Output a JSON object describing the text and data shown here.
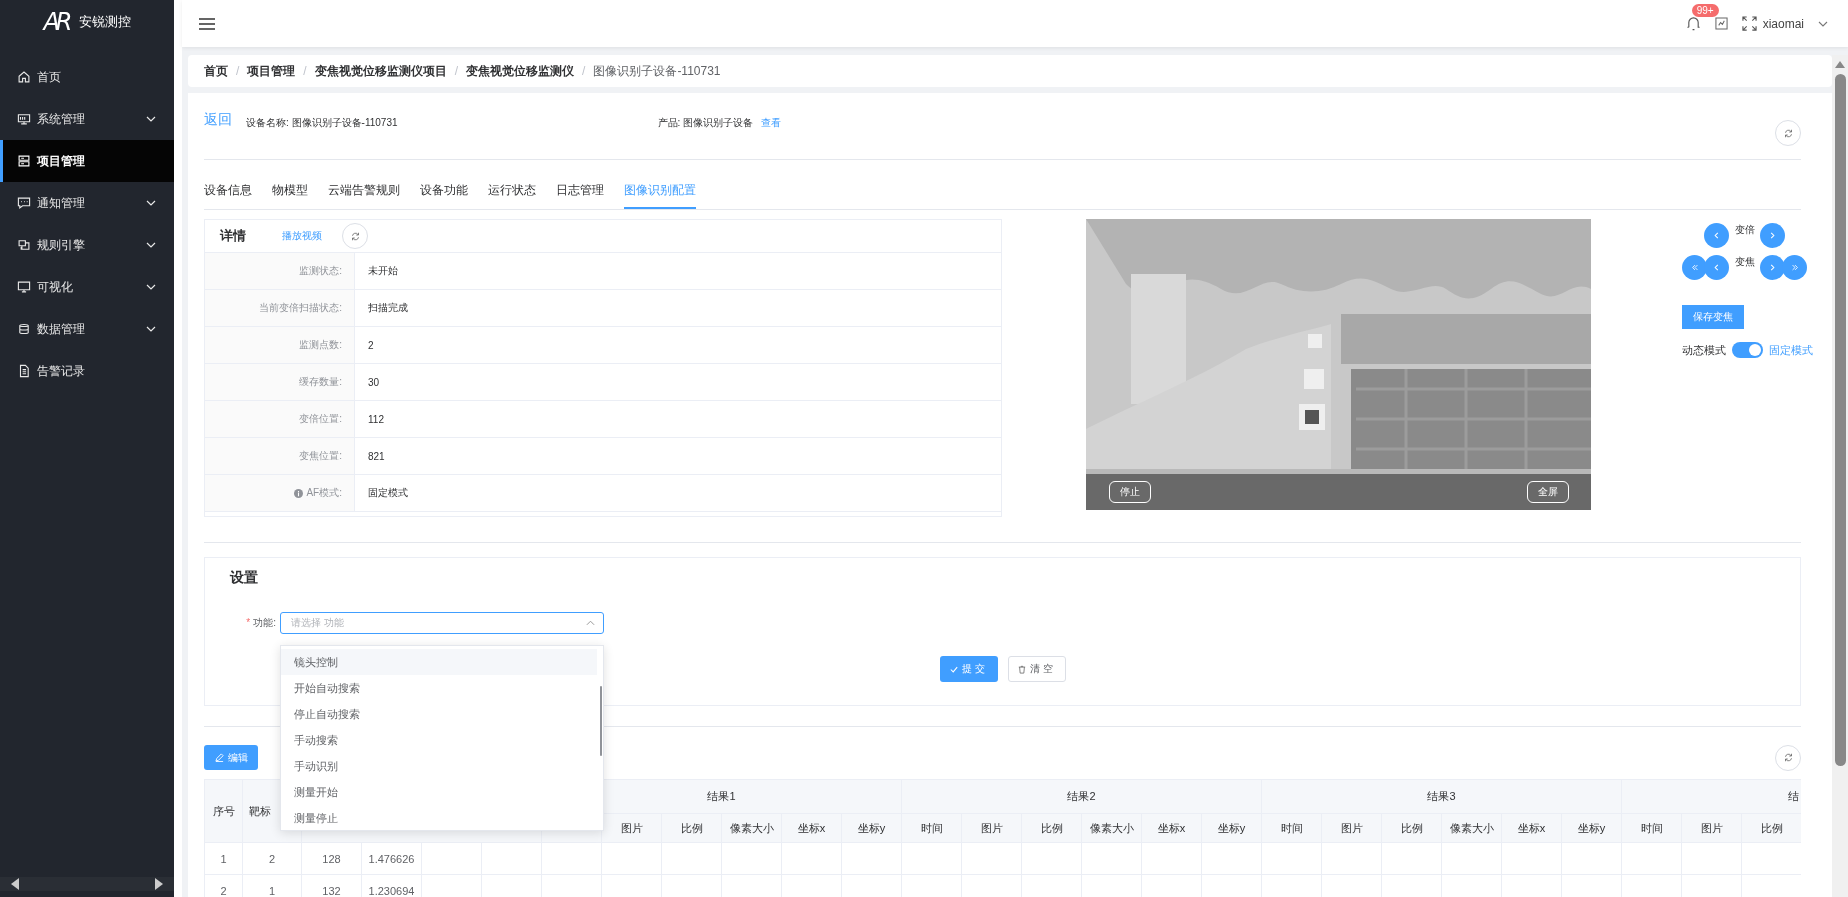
{
  "app": {
    "logo": "AR",
    "brand": "安锐测控"
  },
  "sidebar": {
    "items": [
      {
        "label": "首页",
        "kind": "link",
        "selected": false
      },
      {
        "label": "系统管理",
        "kind": "group",
        "expanded": false,
        "selected": false
      },
      {
        "label": "项目管理",
        "kind": "link",
        "selected": true
      },
      {
        "label": "通知管理",
        "kind": "group",
        "expanded": false,
        "selected": false
      },
      {
        "label": "规则引擎",
        "kind": "group",
        "expanded": false,
        "selected": false
      },
      {
        "label": "可视化",
        "kind": "group",
        "expanded": false,
        "selected": false
      },
      {
        "label": "数据管理",
        "kind": "group",
        "expanded": false,
        "selected": false
      },
      {
        "label": "告警记录",
        "kind": "link",
        "selected": false
      }
    ]
  },
  "header": {
    "notification_badge": "99+",
    "user": "xiaomai"
  },
  "breadcrumb_separator": "/",
  "breadcrumb": [
    {
      "label": "首页",
      "current": false
    },
    {
      "label": "项目管理",
      "current": false
    },
    {
      "label": "变焦视觉位移监测仪项目",
      "current": false
    },
    {
      "label": "变焦视觉位移监测仪",
      "current": false
    },
    {
      "label": "图像识别子设备-110731",
      "current": true
    }
  ],
  "device": {
    "back": "返回",
    "name": "设备名称: 图像识别子设备-110731",
    "product": "产品: 图像识别子设备",
    "view_link": "查看"
  },
  "tabs": [
    {
      "label": "设备信息",
      "selected": false
    },
    {
      "label": "物模型",
      "selected": false
    },
    {
      "label": "云端告警规则",
      "selected": false
    },
    {
      "label": "设备功能",
      "selected": false
    },
    {
      "label": "运行状态",
      "selected": false
    },
    {
      "label": "日志管理",
      "selected": false
    },
    {
      "label": "图像识别配置",
      "selected": true
    }
  ],
  "detail": {
    "title": "详情",
    "play_link": "播放视频",
    "rows": [
      {
        "label": "监测状态:",
        "value": "未开始",
        "kind": "plain"
      },
      {
        "label": "当前变倍扫描状态:",
        "value": "扫描完成",
        "kind": "plain"
      },
      {
        "label": "监测点数:",
        "value": "2",
        "kind": "plain"
      },
      {
        "label": "缓存数量:",
        "value": "30",
        "kind": "plain"
      },
      {
        "label": "变倍位置:",
        "value": "112",
        "kind": "plain"
      },
      {
        "label": "变焦位置:",
        "value": "821",
        "kind": "plain"
      },
      {
        "label": "AF模式:",
        "value": "固定模式",
        "kind": "info"
      }
    ]
  },
  "video": {
    "kind": "picture",
    "stop": "停止",
    "fullscreen": "全屏"
  },
  "lens": {
    "zoom_label": "变倍",
    "focus_label": "变焦",
    "save": "保存变焦",
    "mode_switch": {
      "off_label": "动态模式",
      "on_label": "固定模式",
      "on": true
    }
  },
  "settings": {
    "title": "设置",
    "field_label": "功能:",
    "required_mark": "*",
    "placeholder": "请选择 功能",
    "open": true,
    "options": [
      {
        "label": "镜头控制",
        "selected": true
      },
      {
        "label": "开始自动搜索",
        "selected": false
      },
      {
        "label": "停止自动搜索",
        "selected": false
      },
      {
        "label": "手动搜索",
        "selected": false
      },
      {
        "label": "手动识别",
        "selected": false
      },
      {
        "label": "测量开始",
        "selected": false
      },
      {
        "label": "测量停止",
        "selected": false
      }
    ],
    "submit": "提交",
    "reset": "清空"
  },
  "results": {
    "edit": "编辑",
    "header_columns": [
      "序号",
      "靶标"
    ],
    "groups": [
      {
        "title": "结果1",
        "columns": [
          "图片",
          "比例",
          "像素大小",
          "坐标x",
          "坐标y"
        ]
      },
      {
        "title": "结果2",
        "columns": [
          "时间",
          "图片",
          "比例",
          "像素大小",
          "坐标x",
          "坐标y"
        ]
      },
      {
        "title": "结果3",
        "columns": [
          "时间",
          "图片",
          "比例",
          "像素大小",
          "坐标x",
          "坐标y"
        ]
      },
      {
        "title": "结",
        "columns": [
          "时间",
          "图片",
          "比例"
        ]
      }
    ],
    "rows": [
      {
        "cells": [
          "1",
          "2",
          "128",
          "1.476626"
        ]
      },
      {
        "cells": [
          "2",
          "1",
          "132",
          "1.230694"
        ]
      }
    ]
  }
}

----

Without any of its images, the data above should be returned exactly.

THE ANSWER >>
Output a JSON object describing the text and data shown here.
{
  "app": {
    "logo": "AR",
    "brand": "安锐测控"
  },
  "sidebar": {
    "items": [
      {
        "label": "首页",
        "kind": "link",
        "selected": false
      },
      {
        "label": "系统管理",
        "kind": "group",
        "expanded": false,
        "selected": false
      },
      {
        "label": "项目管理",
        "kind": "link",
        "selected": true
      },
      {
        "label": "通知管理",
        "kind": "group",
        "expanded": false,
        "selected": false
      },
      {
        "label": "规则引擎",
        "kind": "group",
        "expanded": false,
        "selected": false
      },
      {
        "label": "可视化",
        "kind": "group",
        "expanded": false,
        "selected": false
      },
      {
        "label": "数据管理",
        "kind": "group",
        "expanded": false,
        "selected": false
      },
      {
        "label": "告警记录",
        "kind": "link",
        "selected": false
      }
    ]
  },
  "header": {
    "notification_badge": "99+",
    "user": "xiaomai"
  },
  "breadcrumb_separator": "/",
  "breadcrumb": [
    {
      "label": "首页",
      "current": false
    },
    {
      "label": "项目管理",
      "current": false
    },
    {
      "label": "变焦视觉位移监测仪项目",
      "current": false
    },
    {
      "label": "变焦视觉位移监测仪",
      "current": false
    },
    {
      "label": "图像识别子设备-110731",
      "current": true
    }
  ],
  "device": {
    "back": "返回",
    "name": "设备名称: 图像识别子设备-110731",
    "product": "产品: 图像识别子设备",
    "view_link": "查看"
  },
  "tabs": [
    {
      "label": "设备信息",
      "selected": false
    },
    {
      "label": "物模型",
      "selected": false
    },
    {
      "label": "云端告警规则",
      "selected": false
    },
    {
      "label": "设备功能",
      "selected": false
    },
    {
      "label": "运行状态",
      "selected": false
    },
    {
      "label": "日志管理",
      "selected": false
    },
    {
      "label": "图像识别配置",
      "selected": true
    }
  ],
  "detail": {
    "title": "详情",
    "play_link": "播放视频",
    "rows": [
      {
        "label": "监测状态:",
        "value": "未开始",
        "kind": "plain"
      },
      {
        "label": "当前变倍扫描状态:",
        "value": "扫描完成",
        "kind": "plain"
      },
      {
        "label": "监测点数:",
        "value": "2",
        "kind": "plain"
      },
      {
        "label": "缓存数量:",
        "value": "30",
        "kind": "plain"
      },
      {
        "label": "变倍位置:",
        "value": "112",
        "kind": "plain"
      },
      {
        "label": "变焦位置:",
        "value": "821",
        "kind": "plain"
      },
      {
        "label": "AF模式:",
        "value": "固定模式",
        "kind": "info"
      }
    ]
  },
  "video": {
    "kind": "picture",
    "stop": "停止",
    "fullscreen": "全屏"
  },
  "lens": {
    "zoom_label": "变倍",
    "focus_label": "变焦",
    "save": "保存变焦",
    "mode_switch": {
      "off_label": "动态模式",
      "on_label": "固定模式",
      "on": true
    }
  },
  "settings": {
    "title": "设置",
    "field_label": "功能:",
    "required_mark": "*",
    "placeholder": "请选择 功能",
    "open": true,
    "options": [
      {
        "label": "镜头控制",
        "selected": true
      },
      {
        "label": "开始自动搜索",
        "selected": false
      },
      {
        "label": "停止自动搜索",
        "selected": false
      },
      {
        "label": "手动搜索",
        "selected": false
      },
      {
        "label": "手动识别",
        "selected": false
      },
      {
        "label": "测量开始",
        "selected": false
      },
      {
        "label": "测量停止",
        "selected": false
      }
    ],
    "submit": "提交",
    "reset": "清空"
  },
  "results": {
    "edit": "编辑",
    "header_columns": [
      "序号",
      "靶标"
    ],
    "groups": [
      {
        "title": "结果1",
        "columns": [
          "图片",
          "比例",
          "像素大小",
          "坐标x",
          "坐标y"
        ]
      },
      {
        "title": "结果2",
        "columns": [
          "时间",
          "图片",
          "比例",
          "像素大小",
          "坐标x",
          "坐标y"
        ]
      },
      {
        "title": "结果3",
        "columns": [
          "时间",
          "图片",
          "比例",
          "像素大小",
          "坐标x",
          "坐标y"
        ]
      },
      {
        "title": "结",
        "columns": [
          "时间",
          "图片",
          "比例"
        ]
      }
    ],
    "rows": [
      {
        "cells": [
          "1",
          "2",
          "128",
          "1.476626"
        ]
      },
      {
        "cells": [
          "2",
          "1",
          "132",
          "1.230694"
        ]
      }
    ]
  }
}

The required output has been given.